in , , ,

PNNL Honored for Transfer of Trace Detection Technology to MOBILion

In order to better identify components in blood and tissue samples, SLIM's ingenious serpentine design packs a 40-foot ion path into a device about the size of a small laptop computer that is only a quarter inch thick. Credit: PNNL

An analytical technology that may impact how medical professionals predict, diagnose and treat disease has earned the Department of Energy’s Pacific Northwest National Laboratory an award for excellence in technology transfer by the Federal Laboratory Consortium (FLC).

Structures for Lossless Ion Manipulations (SLIM) allows for never-before-possible studies that could revolutionize many fields, including medicine. SLIM has the potential to dramatically change how complex biological samples are analyzed. It is 1,000 times faster than typical analysis methods, with unprecedented sensitivity that can identify trace amounts of molecules.

Not only is SLIM capable of detecting minute traces of many disease specific biomolecules, it can complete the analysis in a reasonable amount of time and within a compact footprint.

A startup company, MOBILion Systems, Inc., licensed the technology in January 2017 after PNNL worked closely with MOBILion to demonstrate and validate the technology in its intended applications. PNNL also sent a staff member to join MOBILion part-time to assist with the transfer.

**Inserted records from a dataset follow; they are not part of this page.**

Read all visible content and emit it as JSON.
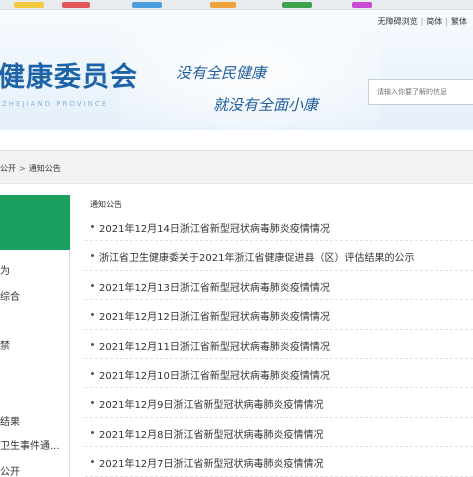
{
  "header": {
    "toplinks": [
      "无障碍浏览",
      "简体",
      "繁体"
    ],
    "site_title": "健康委员会",
    "site_subtitle": "ZHEJIANG PROVINCE",
    "slogan_line1": "没有全民健康",
    "slogan_line2": "就没有全面小康",
    "search": {
      "placeholder": "请输入你要了解的信息"
    }
  },
  "breadcrumb": {
    "items": [
      "公开",
      "通知公告"
    ],
    "separator": ">"
  },
  "sidebar": {
    "items": [
      "为",
      "综合",
      "禁",
      "结果",
      "卫生事件通...",
      "公开"
    ]
  },
  "main": {
    "panel_title": "通知公告",
    "news": [
      "2021年12月14日浙江省新型冠状病毒肺炎疫情情况",
      "浙江省卫生健康委关于2021年浙江省健康促进县（区）评估结果的公示",
      "2021年12月13日浙江省新型冠状病毒肺炎疫情情况",
      "2021年12月12日浙江省新型冠状病毒肺炎疫情情况",
      "2021年12月11日浙江省新型冠状病毒肺炎疫情情况",
      "2021年12月10日浙江省新型冠状病毒肺炎疫情情况",
      "2021年12月9日浙江省新型冠状病毒肺炎疫情情况",
      "2021年12月8日浙江省新型冠状病毒肺炎疫情情况",
      "2021年12月7日浙江省新型冠状病毒肺炎疫情情况"
    ]
  },
  "colors": {
    "brand_blue": "#1d63a8",
    "sidebar_green": "#1aa05f"
  }
}
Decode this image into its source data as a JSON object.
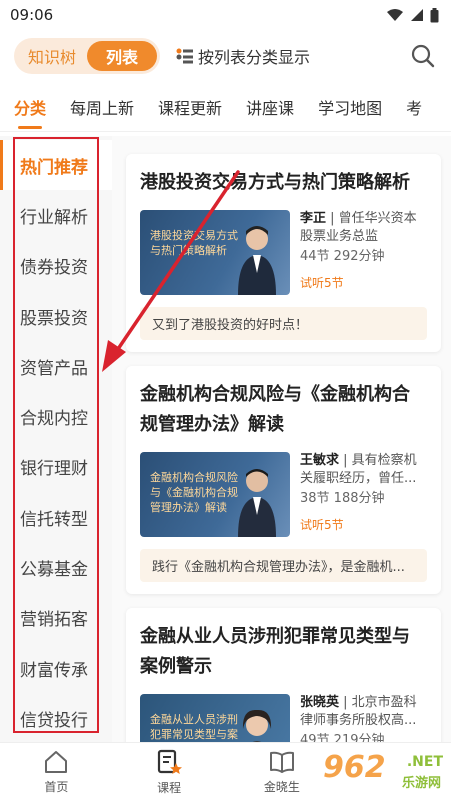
{
  "status": {
    "time": "09:06"
  },
  "topbar": {
    "toggle": [
      "知识树",
      "列表"
    ],
    "hint": "按列表分类显示"
  },
  "tabs": [
    "分类",
    "每周上新",
    "课程更新",
    "讲座课",
    "学习地图",
    "考"
  ],
  "sidebar": [
    "热门推荐",
    "行业解析",
    "债券投资",
    "股票投资",
    "资管产品",
    "合规内控",
    "银行理财",
    "信托转型",
    "公募基金",
    "营销拓客",
    "财富传承",
    "信贷投行"
  ],
  "courses": [
    {
      "title": "港股投资交易方式与热门策略解析",
      "thumb_text": "港股投资交易方式与热门策略解析",
      "teacher": "李正",
      "teacher_desc": "曾任华兴资本股票业务总监",
      "stats": "44节 292分钟",
      "trial": "试听5节",
      "desc": "又到了港股投资的好时点！"
    },
    {
      "title": "金融机构合规风险与《金融机构合规管理办法》解读",
      "thumb_text": "金融机构合规风险与《金融机构合规管理办法》解读",
      "teacher": "王敏求",
      "teacher_desc": "具有检察机关履职经历，曾任...",
      "stats": "38节 188分钟",
      "trial": "试听5节",
      "desc": "践行《金融机构合规管理办法》，是金融机..."
    },
    {
      "title": "金融从业人员涉刑犯罪常见类型与案例警示",
      "thumb_text": "金融从业人员涉刑犯罪常见类型与案例警示",
      "teacher": "张晓英",
      "teacher_desc": "北京市盈科律师事务所股权高...",
      "stats": "49节 219分钟",
      "trial": "",
      "desc": ""
    }
  ],
  "bottom_nav": [
    "首页",
    "课程",
    "金晓生"
  ],
  "watermark": {
    "big": "962",
    "net": ".NET",
    "sub": "乐游网"
  },
  "colors": {
    "accent": "#f07a1a",
    "highlight_box": "#d9232e"
  }
}
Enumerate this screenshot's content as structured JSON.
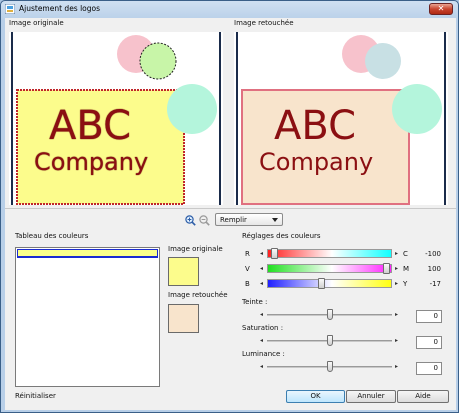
{
  "window": {
    "title": "Ajustement des logos",
    "close_glyph": "✕"
  },
  "preview": {
    "original_label": "Image originale",
    "adjusted_label": "Image retouchée",
    "logo_text_line1": "ABC",
    "logo_text_line2": "Company"
  },
  "toolbar": {
    "zoom_in_icon": "zoom-in-icon",
    "zoom_out_icon": "zoom-out-icon",
    "mode_selected": "Remplir"
  },
  "color_table": {
    "label": "Tableau des couleurs"
  },
  "swatches": {
    "original_label": "Image originale",
    "original_color": "#fcfc8c",
    "adjusted_label": "Image retouchée",
    "adjusted_color": "#f8e4cc"
  },
  "color_adjust": {
    "label": "Réglages des couleurs",
    "rows": [
      {
        "left": "R",
        "right": "C",
        "value": "-100"
      },
      {
        "left": "V",
        "right": "M",
        "value": "100"
      },
      {
        "left": "B",
        "right": "Y",
        "value": "-17"
      }
    ]
  },
  "sliders": [
    {
      "label": "Teinte :",
      "value": "0"
    },
    {
      "label": "Saturation :",
      "value": "0"
    },
    {
      "label": "Luminance :",
      "value": "0"
    }
  ],
  "footer": {
    "reset_label": "Réinitialiser",
    "ok_label": "OK",
    "cancel_label": "Annuler",
    "help_label": "Aide"
  },
  "colors": {
    "logo_text": "#8b0f12",
    "original_logo_bg": "#fcfc8c",
    "adjusted_logo_bg": "#f8e4cc"
  }
}
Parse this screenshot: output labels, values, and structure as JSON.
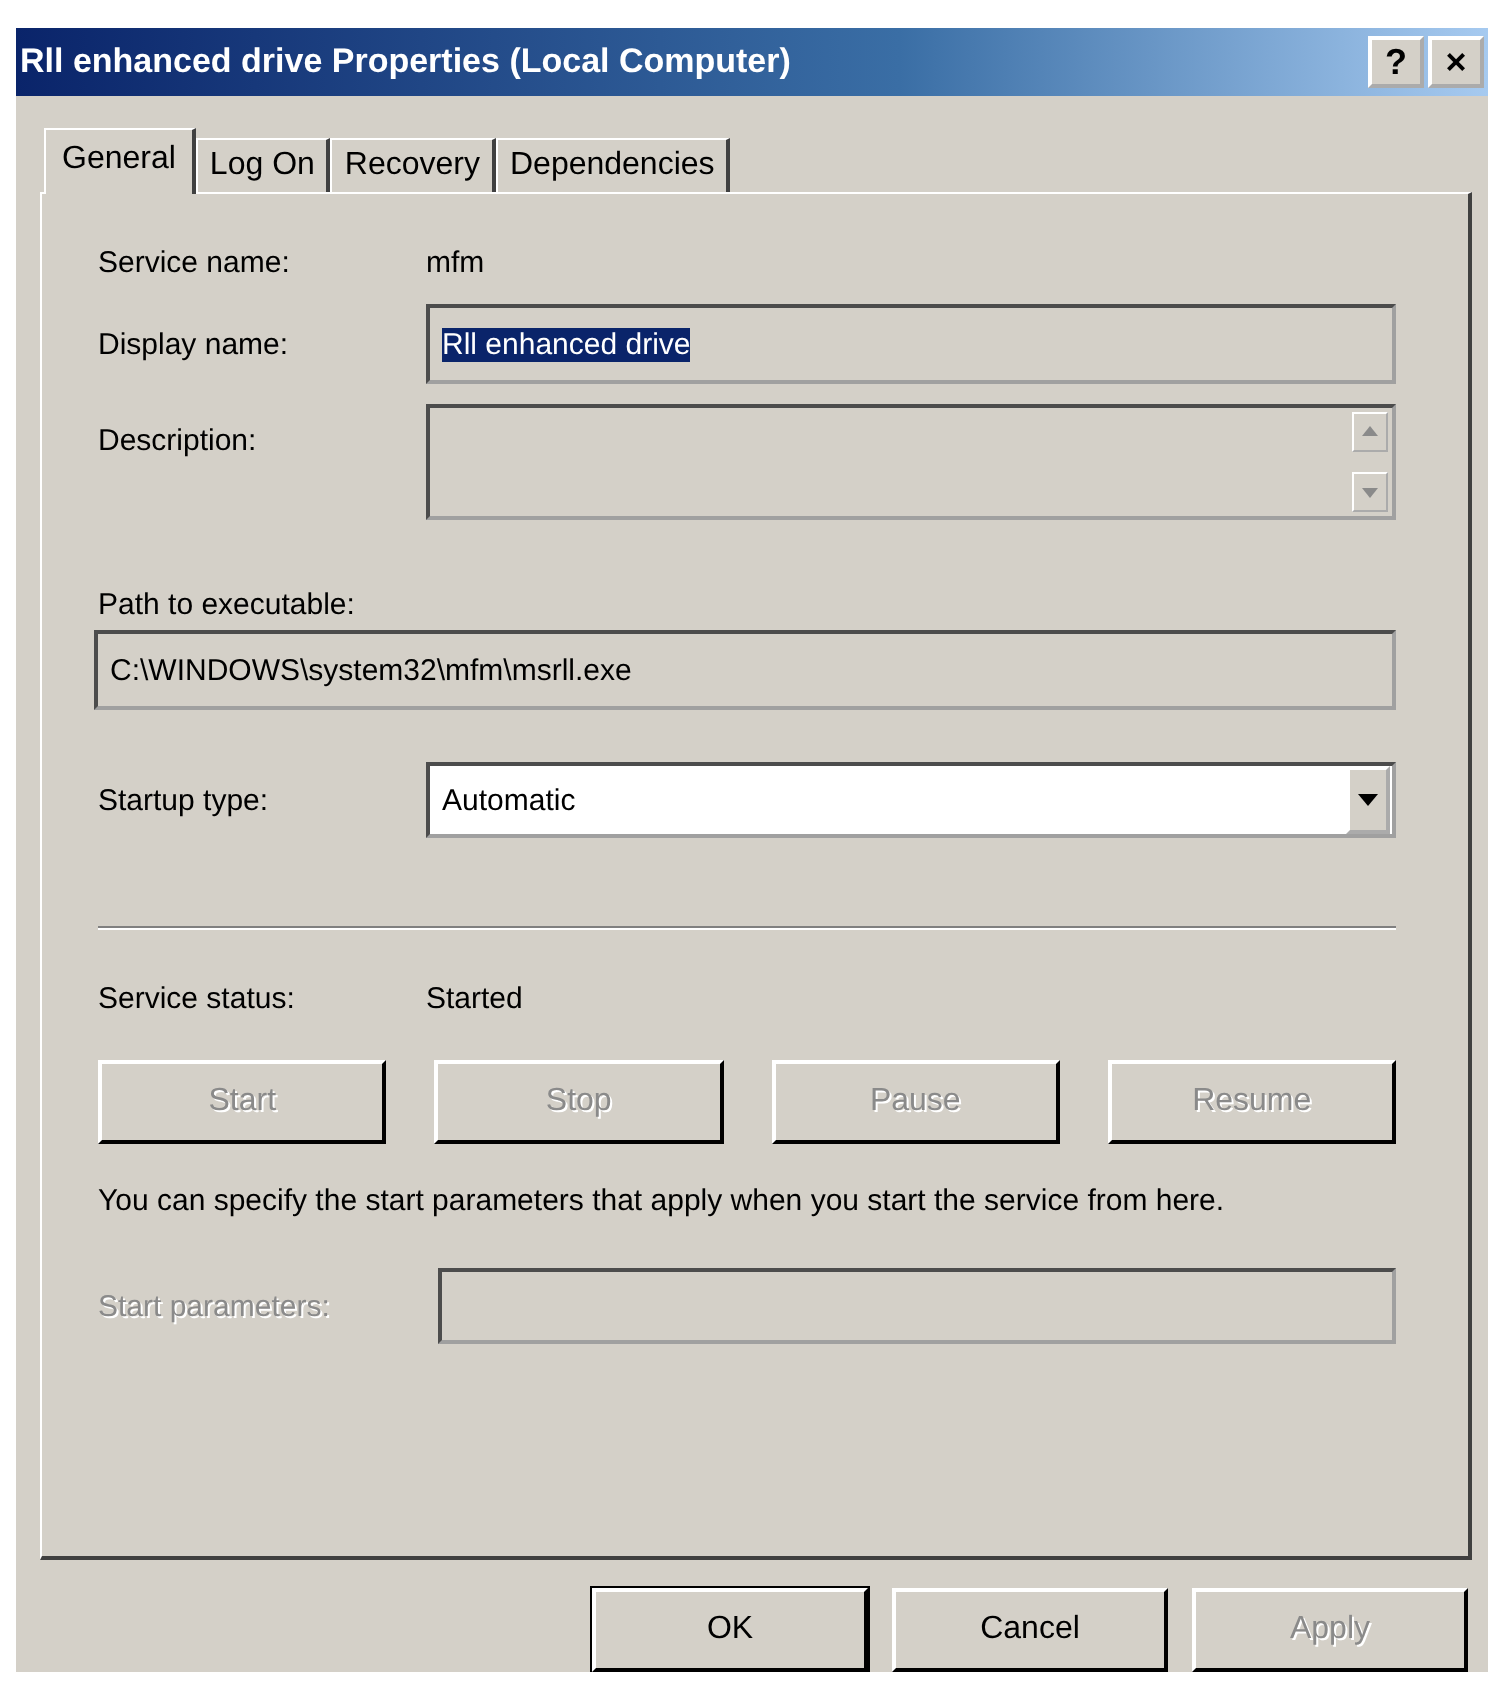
{
  "window": {
    "title": "Rll enhanced drive Properties (Local Computer)",
    "help_button": "?",
    "close_button": "×"
  },
  "tabs": [
    {
      "label": "General",
      "selected": true
    },
    {
      "label": "Log On",
      "selected": false
    },
    {
      "label": "Recovery",
      "selected": false
    },
    {
      "label": "Dependencies",
      "selected": false
    }
  ],
  "service_name": {
    "label": "Service name:",
    "value": "mfm"
  },
  "display_name": {
    "label": "Display name:",
    "value": "Rll enhanced drive",
    "text_selected": true
  },
  "description": {
    "label": "Description:"
  },
  "path": {
    "label": "Path to executable:",
    "value": "C:\\WINDOWS\\system32\\mfm\\msrll.exe"
  },
  "startup_type": {
    "label": "Startup type:",
    "value": "Automatic"
  },
  "service_status": {
    "label": "Service status:",
    "value": "Started"
  },
  "service_buttons": [
    {
      "label": "Start",
      "disabled": true
    },
    {
      "label": "Stop",
      "disabled": true
    },
    {
      "label": "Pause",
      "disabled": true
    },
    {
      "label": "Resume",
      "disabled": true
    }
  ],
  "info_text": "You can specify the start parameters that apply when you start the service from here.",
  "start_parameters": {
    "label": "Start parameters:",
    "disabled": true
  },
  "footer_buttons": [
    {
      "label": "OK",
      "disabled": false,
      "default": true
    },
    {
      "label": "Cancel",
      "disabled": false,
      "default": false
    },
    {
      "label": "Apply",
      "disabled": true,
      "default": false
    }
  ]
}
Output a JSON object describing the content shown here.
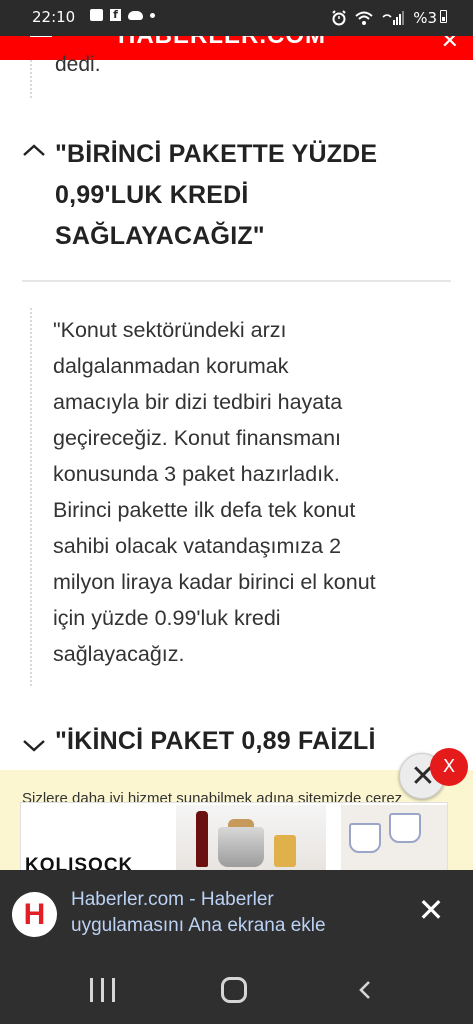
{
  "status_bar": {
    "time": "22:10",
    "battery_text": "%3",
    "icons": [
      "gallery-icon",
      "facebook-icon",
      "cloud-icon",
      "dot-icon",
      "alarm-icon",
      "wifi-icon",
      "signal-icon",
      "battery-icon"
    ]
  },
  "header": {
    "logo": "HABERLER.COM"
  },
  "article": {
    "prev_tail": "dedi.",
    "section1_heading_lines": [
      "\"BİRİNCİ PAKETTE YÜZDE",
      "0,99'LUK KREDİ",
      "SAĞLAYACAĞIZ\""
    ],
    "section1_paragraph_lines": [
      "\"Konut sektöründeki arzı",
      "dalgalanmadan korumak",
      "amacıyla bir dizi tedbiri hayata",
      "geçireceğiz. Konut finansmanı",
      "konusunda 3 paket hazırladık.",
      "Birinci pakette ilk defa tek konut",
      "sahibi olacak vatandaşımıza 2",
      "milyon liraya kadar birinci el konut",
      "için yüzde 0.99'luk kredi",
      "sağlayacağız."
    ],
    "section2_heading": "\"İKİNCİ PAKET 0,89 FAİZLİ"
  },
  "cookie_notice": {
    "text": "Sizlere daha iyi hizmet sunabilmek adına sitemizde çerez"
  },
  "ad": {
    "brand": "KOLISOCK",
    "close_glyph": "✕",
    "badge_glyph": "X"
  },
  "app_banner": {
    "icon_letter": "H",
    "line1": "Haberler.com - Haberler",
    "line2": "uygulamasını Ana ekrana ekle",
    "close_glyph": "✕"
  },
  "colors": {
    "header_red": "#ff0000",
    "banner_bg": "#2f2f2f",
    "banner_text": "#bcd2f5",
    "ad_strip_bg": "#fbf6cf"
  }
}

The SLIM team includes: Richard Smith, Yehia Ibrahim, Bruce Harrer, former PNNL scientist Gordon Anderson, Melissa Sherman of MOBILion and Ahmed Hamid, formerly with PNNL and now with MOBILion.

“Since the laboratory was created in 1965, our scientists and engineers have prided themselves on working with private industry to find additional uses for government-developed technologies that directly affect people’s lives,” said Lee Cheatham, director of technology deployment and outreach at PNNL.

FLC awards teams of government inventors and staff that went above and beyond to find a partner interested in licensing the technologies. PNNL has earned 88 FLC technology transfer awards since the awards program was established in 1984 — more than any other national laboratory.

Interdisciplinary teams at Pacific Northwest National Laboratory address many of America’s most pressing issues in energy, the environment and national security through advances in basic and applied science. Founded in 1965, PNNL employs 4,400 staff and has an annual budget of nearly $1 billion. It is managed and operated by Battelle for the U.S. Department of Energy’s Office of Science.

Sources: PNNL, MOBILion. Edited for context and format by Global Biodefense.

Influenza Virus

DoD Seeks Supplier for 2018-2019 Seasonal Influenza Vaccine

Screening Pentagon Mail for Chemical, Biological, and Radiological Hazards